3. Autumn truffle – soft berlingot & truffle in rich dashi sauce
Berlingots are a traditional French hard sweets in a shape of a pyramid. Chef has playfully recreated it in a soft Chinese dumpling-like parcels filled with vegan parmesan cheese. It was served in a rich creamy shiitake mushroom and dashi sauce as well as a generous shaving of black truffle. A delicious dish lead by the mouth-watering truffle flavour working gorgeously with the cheesy, creamy sauce and light dumplings.
4. Red carrot tartar with plum, ginger, red onion, sorrel and melba toast
The most beautiful dish by far of the evening. The depth of the black on the heritage carrot provided a platform for the striking colours of the beetroot and carrot puree. Unfortunately, it did not taste as good as it looked. It was a mush of ingredients with very subtle and unmemorable flavours.
5. Sea quenelle of plant caviar with oyster leaf, vin jaune & fin feuilleté
The fish dish. Vegan smoked salmon, seaweed caviar and white fish recreated with smoked tofu and a rice flour. The smoked salmon tasted exactly like salmon, but the smoked tofu was bland and uninspiring. Absolutely loved the pop-in-your-mouth caviar made with seaweed and agar agar.
6. Red wine & juniper glazed mushroom loin – poached conference pear, celeriac pureé, carrot pressé
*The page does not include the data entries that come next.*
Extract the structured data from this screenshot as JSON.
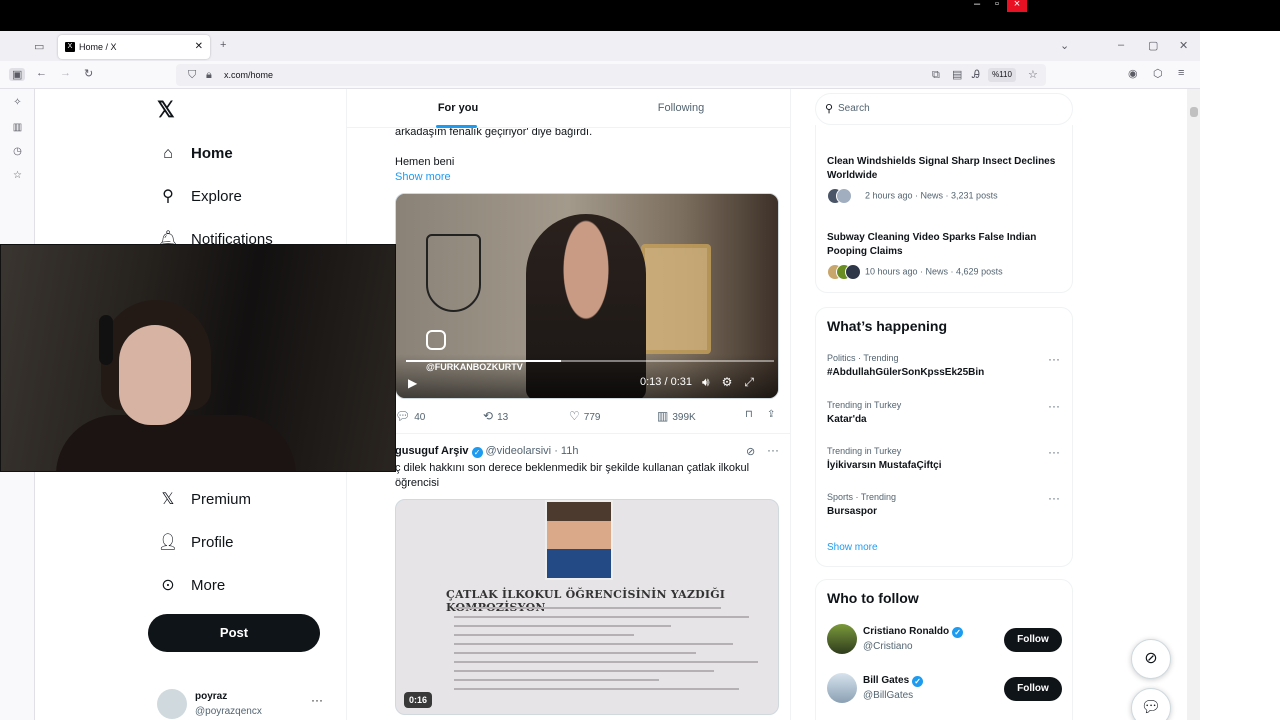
{
  "browser": {
    "tab_title": "Home / X",
    "tab_favicon": "X",
    "url": "x.com/home",
    "zoom": "%110"
  },
  "nav": {
    "items": [
      {
        "label": "Home",
        "icon": "home-icon"
      },
      {
        "label": "Explore",
        "icon": "search-icon"
      },
      {
        "label": "Notifications",
        "icon": "bell-icon"
      },
      {
        "label": "Premium",
        "icon": "x-logo-icon"
      },
      {
        "label": "Profile",
        "icon": "person-icon"
      },
      {
        "label": "More",
        "icon": "more-circle-icon"
      }
    ],
    "post_label": "Post",
    "account": {
      "name": "poyraz",
      "handle": "@poyrazqencx"
    }
  },
  "feed": {
    "tabs": [
      {
        "label": "For you"
      },
      {
        "label": "Following"
      }
    ],
    "tweet1": {
      "text_line": "arkadaşım fenalık geçiriyor' diye bağırdı.",
      "text_line2": "Hemen beni",
      "show_more": "Show more",
      "video": {
        "handle": "@FURKANBOZKURTV",
        "time": "0:13 / 0:31",
        "progress": 0.42
      },
      "stats": {
        "replies": "40",
        "reposts": "13",
        "likes": "779",
        "views": "399K"
      }
    },
    "tweet2": {
      "name": "gusuguf Arşiv",
      "handle": "@videolarsivi",
      "time": "· 11h",
      "text": "ç dilek hakkını son derece beklenmedik bir şekilde kullanan çatlak ilkokul öğrencisi",
      "media_title": "ÇATLAK İLKOKUL ÖĞRENCİSİNİN YAZDIĞI KOMPOZİSYON",
      "duration": "0:16"
    }
  },
  "right": {
    "search_placeholder": "Search",
    "news": [
      {
        "title": "Clean Windshields Signal Sharp Insect Declines Worldwide",
        "meta": "2 hours ago · News · 3,231 posts"
      },
      {
        "title": "Subway Cleaning Video Sparks False Indian Pooping Claims",
        "meta": "10 hours ago · News · 4,629 posts"
      }
    ],
    "happening": {
      "title": "What’s happening",
      "trends": [
        {
          "category": "Politics · Trending",
          "name": "#AbdullahGülerSonKpssEk25Bin"
        },
        {
          "category": "Trending in Turkey",
          "name": "Katar'da"
        },
        {
          "category": "Trending in Turkey",
          "name": "İyikivarsın MustafaÇiftçi"
        },
        {
          "category": "Sports · Trending",
          "name": "Bursaspor"
        }
      ],
      "show_more": "Show more"
    },
    "who_to_follow": {
      "title": "Who to follow",
      "accounts": [
        {
          "name": "Cristiano Ronaldo",
          "handle": "@Cristiano",
          "button": "Follow"
        },
        {
          "name": "Bill Gates",
          "handle": "@BillGates",
          "button": "Follow"
        }
      ]
    }
  },
  "colors": {
    "accent": "#1d9bf0",
    "text": "#0f1419",
    "muted": "#536471",
    "close": "#e81123"
  }
}
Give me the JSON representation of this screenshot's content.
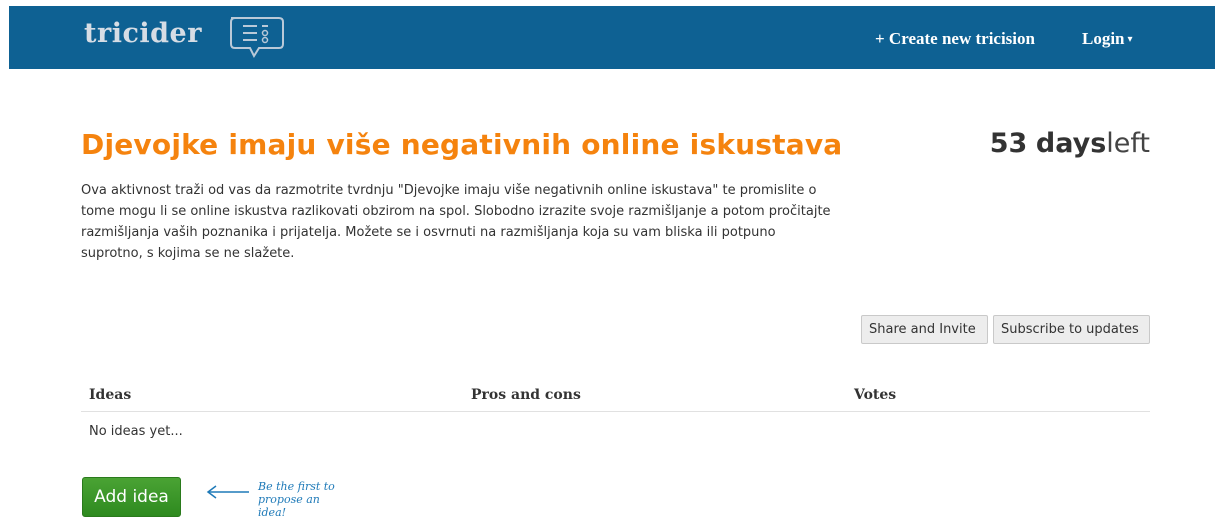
{
  "header": {
    "logo_text": "tricider",
    "create_label": "+ Create new tricision",
    "login_label": "Login",
    "background_color": "#0e6193"
  },
  "main": {
    "title": "Djevojke imaju više negativnih online iskustava",
    "days_number": "53",
    "days_word": "days",
    "days_suffix": "left",
    "description": "Ova aktivnost traži od vas da razmotrite tvrdnju \"Djevojke imaju više negativnih online iskustava\" te promislite o tome mogu li se online iskustva razlikovati obzirom na spol. Slobodno izrazite svoje razmišljanje a potom pročitajte razmišljanja vaših poznanika i prijatelja. Možete se i osvrnuti na razmišljanja koja su vam bliska ili potpuno suprotno, s kojima se ne slažete.",
    "title_color": "#f5830e"
  },
  "actions": {
    "share_label": "Share and Invite",
    "subscribe_label": "Subscribe to updates"
  },
  "table": {
    "columns": [
      "Ideas",
      "Pros and cons",
      "Votes"
    ],
    "empty_text": "No ideas yet..."
  },
  "footer": {
    "add_idea_label": "Add idea",
    "hint_line1": "Be the first to",
    "hint_line2": "propose an idea!",
    "add_idea_color": "#3b9a2a"
  },
  "icons": [
    "logo-speech-bubble-icon",
    "caret-down-icon",
    "arrow-left-icon"
  ]
}
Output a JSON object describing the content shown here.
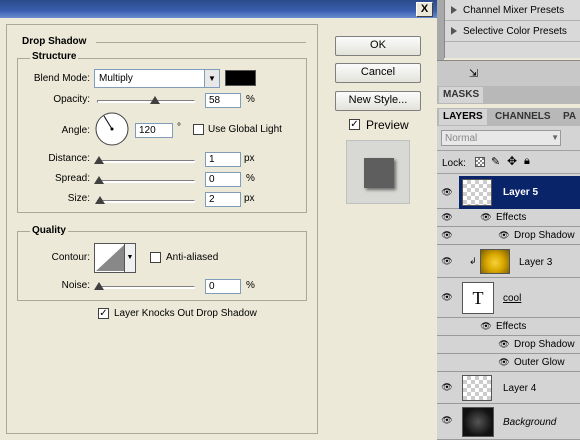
{
  "dialog": {
    "close_label": "X",
    "section_title": "Drop Shadow",
    "structure": {
      "title": "Structure",
      "blend_mode_label": "Blend Mode:",
      "blend_mode_value": "Multiply",
      "shadow_color": "#000000",
      "opacity_label": "Opacity:",
      "opacity_value": "58",
      "opacity_unit": "%",
      "angle_label": "Angle:",
      "angle_value": "120",
      "angle_unit": "°",
      "use_global_light_label": "Use Global Light",
      "distance_label": "Distance:",
      "distance_value": "1",
      "distance_unit": "px",
      "spread_label": "Spread:",
      "spread_value": "0",
      "spread_unit": "%",
      "size_label": "Size:",
      "size_value": "2",
      "size_unit": "px"
    },
    "quality": {
      "title": "Quality",
      "contour_label": "Contour:",
      "anti_aliased_label": "Anti-aliased",
      "noise_label": "Noise:",
      "noise_value": "0",
      "noise_unit": "%"
    },
    "knockout_label": "Layer Knocks Out Drop Shadow",
    "buttons": {
      "ok": "OK",
      "cancel": "Cancel",
      "new_style": "New Style...",
      "preview": "Preview"
    }
  },
  "actions": [
    "Channel Mixer Presets",
    "Selective Color Presets"
  ],
  "panel_tabs": [
    "MASKS"
  ],
  "layers_tabs": [
    "LAYERS",
    "CHANNELS",
    "PA"
  ],
  "layers_blend": "Normal",
  "lock_label": "Lock:",
  "layers": [
    {
      "name": "Layer 5",
      "effects_label": "Effects",
      "effects": [
        "Drop Shadow"
      ]
    },
    {
      "name": "Layer 3"
    },
    {
      "name": "cool",
      "thumb_text": "T",
      "effects_label": "Effects",
      "effects": [
        "Drop Shadow",
        "Outer Glow"
      ]
    },
    {
      "name": "Layer 4"
    },
    {
      "name": "Background"
    }
  ]
}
We got to the main course. Instead of a pork tenderloin, we have a mushroom-loin. A dish of wild mushroom served with poached pear, celeriac pureé and carrot & potato pressé in a red wine and juniper sauce. It also came with a small bowl of green salad with fresh slices of pear. We were split on this dish. Half of us thought it was flavoursome and delicious, while the other half thought it was too much of a clash of flavours.
7. Soho walnut bleu with plum marmalade and raspberry sorbet
This is Chef Gauthier’s replacement dish for the cheese course. The creamy soft cheese is made by blending soaked cashew nut with nutritional yeasts and herbs. It was served with a plum and raisin marmalade chutney and a thinly sliced sourdough toast. The flavours were too subtle for our liking. The show was stolen by the complementing raspberry sorbet with its sharp sweet freshness.
8. Louis XV à l’Or – praline, almond, hazelnut & dark chocolate
Favourite dish of the night. An indulgent and luxurious dessert as the name suggests. A mirror glaced dark chocolate finish enveloping a hazelnut & almond dacquoise topped with a rectangle of gold leaf. The hazelnut & almond vegan meringue was a touch stodgy but the hint of salt in the chocolate balanced out the sweetness beautifully.